═══ Entries provided
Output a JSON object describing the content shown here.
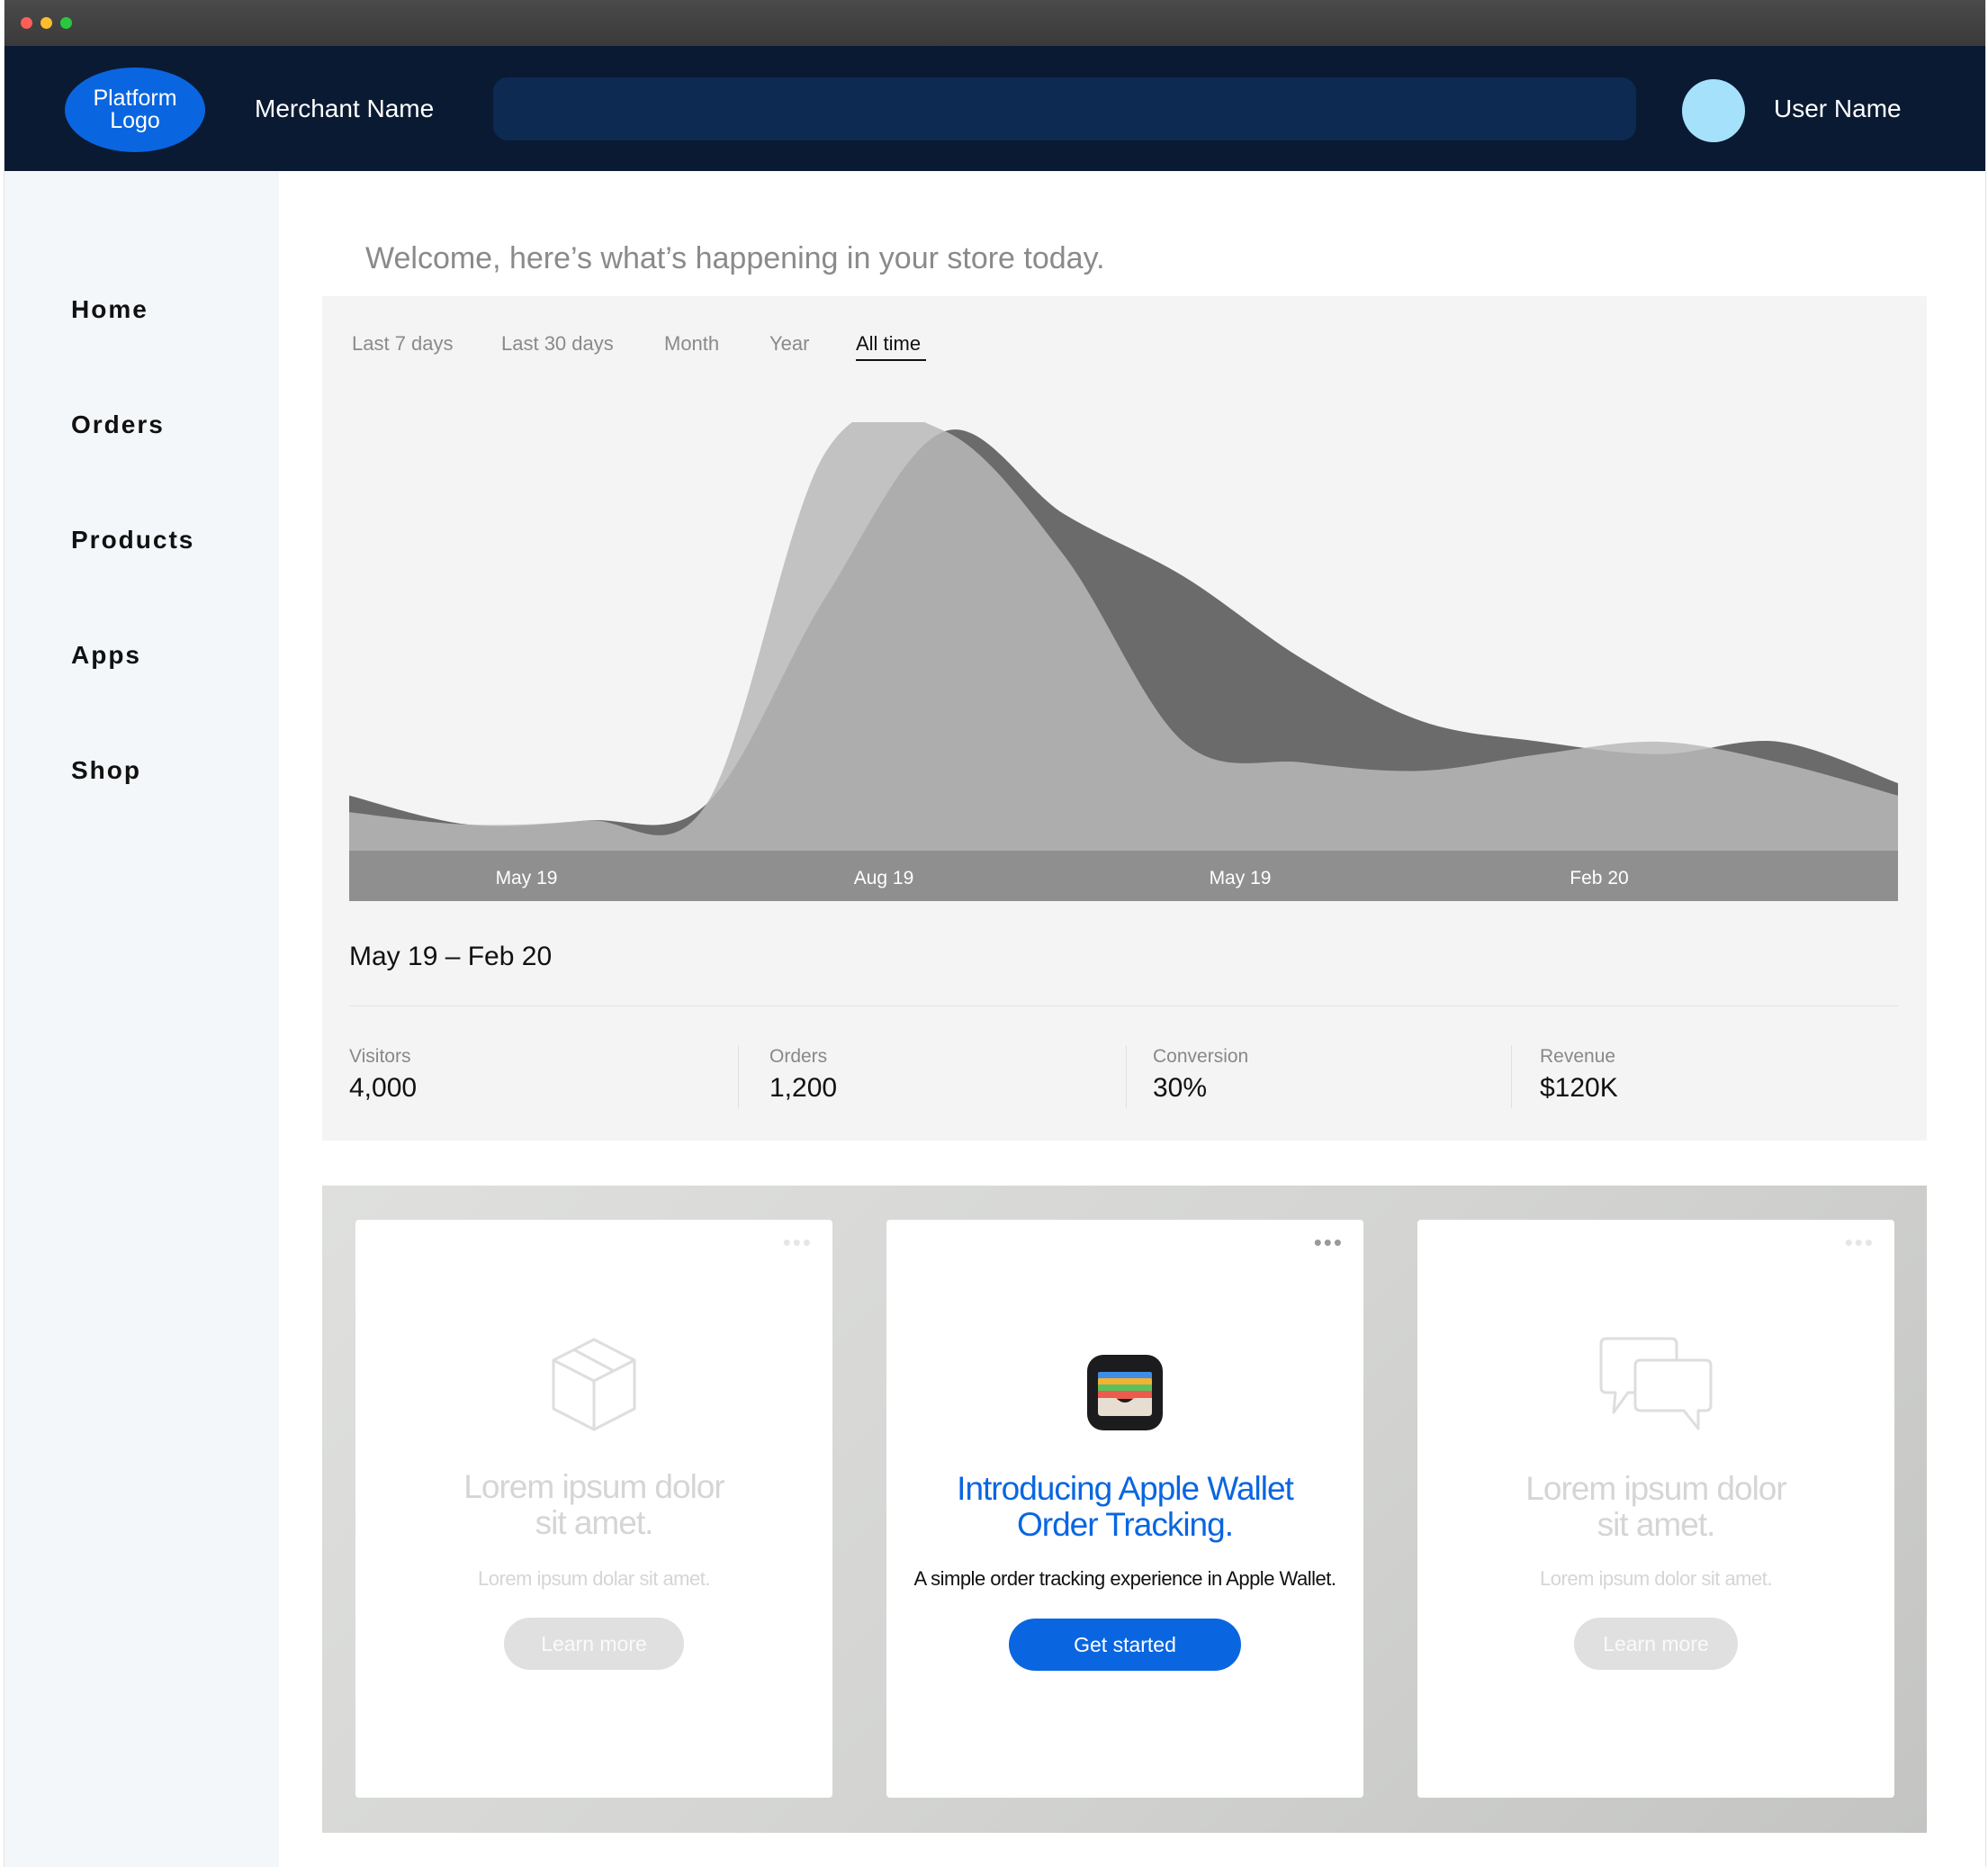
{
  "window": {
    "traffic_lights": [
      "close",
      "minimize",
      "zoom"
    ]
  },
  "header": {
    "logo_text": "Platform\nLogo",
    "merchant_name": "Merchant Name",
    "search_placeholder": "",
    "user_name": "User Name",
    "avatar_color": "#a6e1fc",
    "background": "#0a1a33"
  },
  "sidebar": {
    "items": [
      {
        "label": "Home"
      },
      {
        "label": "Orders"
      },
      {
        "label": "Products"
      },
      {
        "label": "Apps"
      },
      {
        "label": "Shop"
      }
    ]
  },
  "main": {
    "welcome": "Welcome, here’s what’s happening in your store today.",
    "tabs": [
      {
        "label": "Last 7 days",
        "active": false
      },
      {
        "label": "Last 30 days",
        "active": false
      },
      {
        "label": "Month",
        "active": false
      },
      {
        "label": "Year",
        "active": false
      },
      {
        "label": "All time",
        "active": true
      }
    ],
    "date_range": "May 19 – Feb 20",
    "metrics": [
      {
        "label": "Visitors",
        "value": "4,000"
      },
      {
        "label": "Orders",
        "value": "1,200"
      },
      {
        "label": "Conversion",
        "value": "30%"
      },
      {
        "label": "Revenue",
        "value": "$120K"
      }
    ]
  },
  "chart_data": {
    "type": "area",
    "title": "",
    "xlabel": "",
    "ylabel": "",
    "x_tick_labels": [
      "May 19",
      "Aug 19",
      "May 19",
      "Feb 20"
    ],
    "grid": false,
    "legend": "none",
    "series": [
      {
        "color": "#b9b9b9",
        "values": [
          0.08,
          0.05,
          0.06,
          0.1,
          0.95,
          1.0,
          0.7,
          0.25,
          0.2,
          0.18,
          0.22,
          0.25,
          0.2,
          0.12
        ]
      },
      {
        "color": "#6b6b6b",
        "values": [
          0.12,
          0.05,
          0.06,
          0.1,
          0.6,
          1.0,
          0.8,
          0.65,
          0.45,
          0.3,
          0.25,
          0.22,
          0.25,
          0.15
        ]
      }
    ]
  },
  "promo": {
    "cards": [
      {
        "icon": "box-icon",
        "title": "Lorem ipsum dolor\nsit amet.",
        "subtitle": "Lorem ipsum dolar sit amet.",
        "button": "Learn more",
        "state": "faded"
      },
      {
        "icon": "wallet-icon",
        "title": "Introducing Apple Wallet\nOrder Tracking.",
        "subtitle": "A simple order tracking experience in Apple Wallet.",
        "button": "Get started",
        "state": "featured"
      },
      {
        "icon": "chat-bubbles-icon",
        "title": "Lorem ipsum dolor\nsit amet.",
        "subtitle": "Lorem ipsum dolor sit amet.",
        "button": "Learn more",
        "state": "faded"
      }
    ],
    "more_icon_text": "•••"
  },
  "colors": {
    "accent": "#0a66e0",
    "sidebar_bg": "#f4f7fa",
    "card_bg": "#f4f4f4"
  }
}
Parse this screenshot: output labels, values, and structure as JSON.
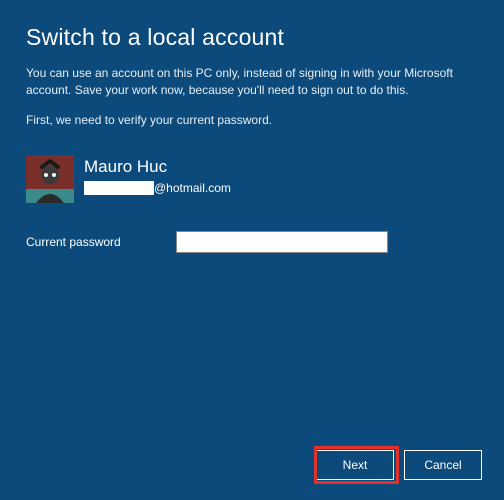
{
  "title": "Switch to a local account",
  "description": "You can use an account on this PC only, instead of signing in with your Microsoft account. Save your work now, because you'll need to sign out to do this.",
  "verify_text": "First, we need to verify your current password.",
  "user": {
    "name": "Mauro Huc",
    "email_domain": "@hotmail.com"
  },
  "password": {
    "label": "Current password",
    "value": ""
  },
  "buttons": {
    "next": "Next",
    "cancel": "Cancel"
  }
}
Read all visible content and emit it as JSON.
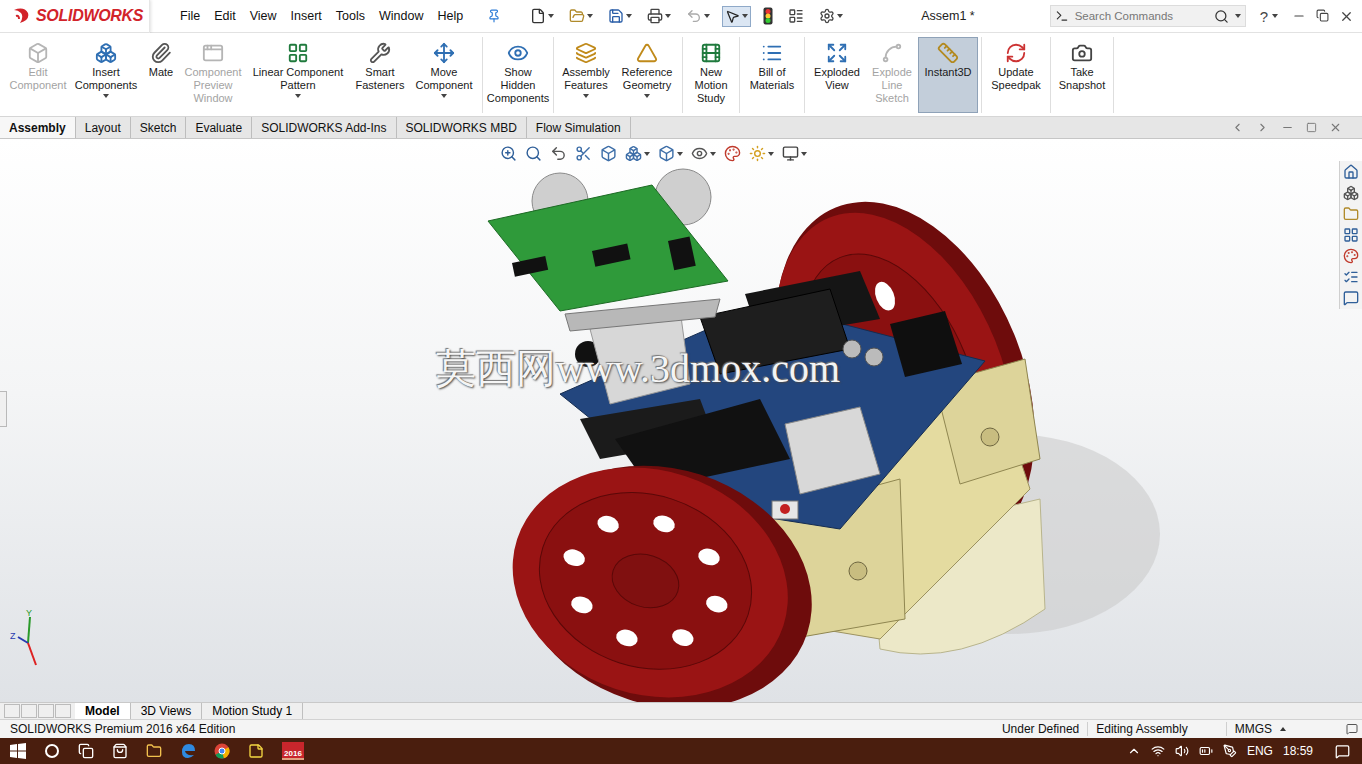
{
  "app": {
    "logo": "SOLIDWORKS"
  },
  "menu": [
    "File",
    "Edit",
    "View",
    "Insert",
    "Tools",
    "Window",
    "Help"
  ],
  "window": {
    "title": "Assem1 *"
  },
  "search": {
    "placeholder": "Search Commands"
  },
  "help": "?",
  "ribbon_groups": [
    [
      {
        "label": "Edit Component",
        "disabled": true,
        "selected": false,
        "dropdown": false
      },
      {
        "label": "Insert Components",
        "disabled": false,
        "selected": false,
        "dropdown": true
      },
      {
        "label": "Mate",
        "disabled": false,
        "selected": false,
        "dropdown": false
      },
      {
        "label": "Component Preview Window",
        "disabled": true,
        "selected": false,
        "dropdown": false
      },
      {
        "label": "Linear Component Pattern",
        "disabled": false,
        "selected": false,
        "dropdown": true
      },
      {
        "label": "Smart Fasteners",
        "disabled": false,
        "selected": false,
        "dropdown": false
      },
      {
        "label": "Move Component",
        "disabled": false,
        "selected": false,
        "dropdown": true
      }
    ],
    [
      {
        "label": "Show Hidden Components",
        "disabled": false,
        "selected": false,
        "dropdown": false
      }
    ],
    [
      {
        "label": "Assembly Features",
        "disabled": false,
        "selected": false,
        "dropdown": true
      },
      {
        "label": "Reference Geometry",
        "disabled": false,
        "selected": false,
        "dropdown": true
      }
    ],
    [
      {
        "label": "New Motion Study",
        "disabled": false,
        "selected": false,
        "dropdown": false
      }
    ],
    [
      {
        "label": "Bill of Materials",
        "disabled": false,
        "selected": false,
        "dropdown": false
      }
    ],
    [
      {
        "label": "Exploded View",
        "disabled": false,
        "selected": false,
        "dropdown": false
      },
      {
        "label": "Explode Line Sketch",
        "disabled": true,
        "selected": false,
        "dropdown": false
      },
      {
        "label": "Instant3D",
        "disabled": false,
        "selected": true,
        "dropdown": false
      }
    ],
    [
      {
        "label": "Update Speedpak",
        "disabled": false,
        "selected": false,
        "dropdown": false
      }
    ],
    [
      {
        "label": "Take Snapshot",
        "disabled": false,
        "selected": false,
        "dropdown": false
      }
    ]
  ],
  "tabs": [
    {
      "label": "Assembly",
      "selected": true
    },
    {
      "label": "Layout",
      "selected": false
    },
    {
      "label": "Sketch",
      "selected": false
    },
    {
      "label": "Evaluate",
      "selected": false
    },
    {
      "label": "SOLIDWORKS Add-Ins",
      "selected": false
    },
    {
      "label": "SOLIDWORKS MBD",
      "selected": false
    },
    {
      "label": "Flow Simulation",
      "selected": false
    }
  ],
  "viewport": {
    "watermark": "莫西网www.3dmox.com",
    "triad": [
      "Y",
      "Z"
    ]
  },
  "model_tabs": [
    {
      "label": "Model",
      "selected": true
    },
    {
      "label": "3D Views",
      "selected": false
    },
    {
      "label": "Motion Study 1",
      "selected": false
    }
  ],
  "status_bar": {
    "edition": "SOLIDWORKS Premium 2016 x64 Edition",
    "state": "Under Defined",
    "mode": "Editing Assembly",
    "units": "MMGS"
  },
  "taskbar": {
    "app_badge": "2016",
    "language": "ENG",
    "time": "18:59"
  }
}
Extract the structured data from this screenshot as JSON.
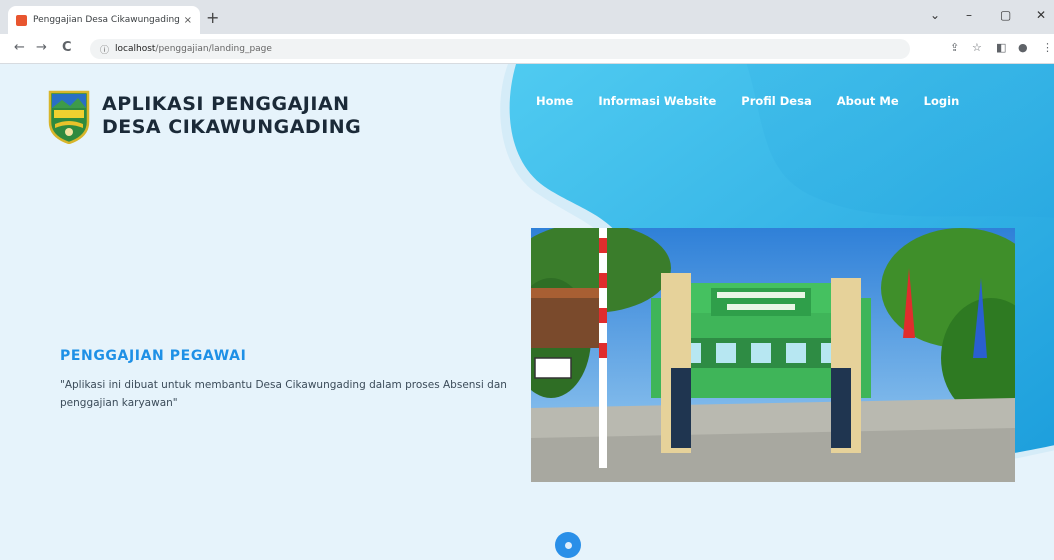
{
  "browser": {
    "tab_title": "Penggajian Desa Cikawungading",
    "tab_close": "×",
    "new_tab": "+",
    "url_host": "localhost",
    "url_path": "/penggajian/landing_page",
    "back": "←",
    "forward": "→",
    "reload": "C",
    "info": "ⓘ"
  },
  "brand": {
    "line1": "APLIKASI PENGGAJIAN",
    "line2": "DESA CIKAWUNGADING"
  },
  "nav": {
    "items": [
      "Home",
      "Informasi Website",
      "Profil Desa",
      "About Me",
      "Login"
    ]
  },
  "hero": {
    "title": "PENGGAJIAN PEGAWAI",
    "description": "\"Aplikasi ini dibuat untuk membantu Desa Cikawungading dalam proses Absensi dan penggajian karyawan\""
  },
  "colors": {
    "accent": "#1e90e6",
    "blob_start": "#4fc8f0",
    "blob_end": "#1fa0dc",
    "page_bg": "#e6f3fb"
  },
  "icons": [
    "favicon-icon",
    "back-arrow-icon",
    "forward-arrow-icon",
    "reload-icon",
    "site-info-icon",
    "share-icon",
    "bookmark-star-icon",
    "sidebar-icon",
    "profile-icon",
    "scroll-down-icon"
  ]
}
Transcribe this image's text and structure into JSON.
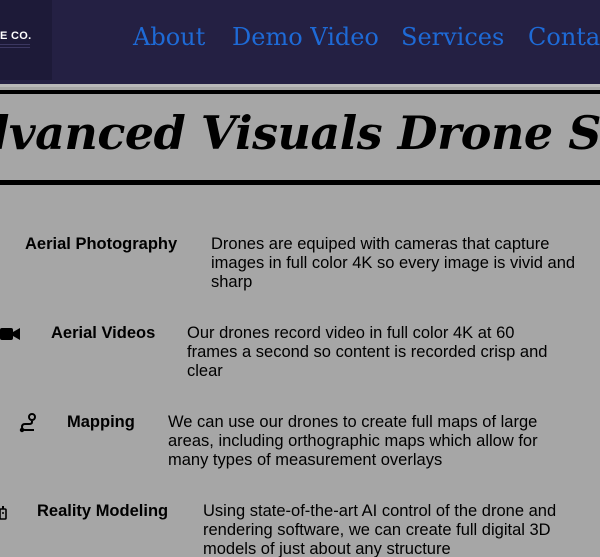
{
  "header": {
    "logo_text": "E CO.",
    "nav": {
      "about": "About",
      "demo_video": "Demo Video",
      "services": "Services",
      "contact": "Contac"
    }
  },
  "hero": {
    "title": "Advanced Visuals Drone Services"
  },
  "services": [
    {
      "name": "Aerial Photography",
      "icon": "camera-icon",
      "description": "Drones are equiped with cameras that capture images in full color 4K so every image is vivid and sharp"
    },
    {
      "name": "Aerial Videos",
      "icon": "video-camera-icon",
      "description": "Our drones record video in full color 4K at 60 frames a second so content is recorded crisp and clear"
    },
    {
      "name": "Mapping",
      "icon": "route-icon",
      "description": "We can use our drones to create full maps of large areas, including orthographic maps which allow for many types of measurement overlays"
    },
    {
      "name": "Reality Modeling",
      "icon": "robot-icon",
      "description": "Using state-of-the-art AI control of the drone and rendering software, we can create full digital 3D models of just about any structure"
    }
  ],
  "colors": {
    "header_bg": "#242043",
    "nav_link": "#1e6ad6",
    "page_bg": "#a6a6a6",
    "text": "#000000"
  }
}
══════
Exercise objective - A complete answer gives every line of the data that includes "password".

Answer to the exercise -
  "verify_text": "First, we need to verify your current password.",
  "password": {
    "label": "Current password",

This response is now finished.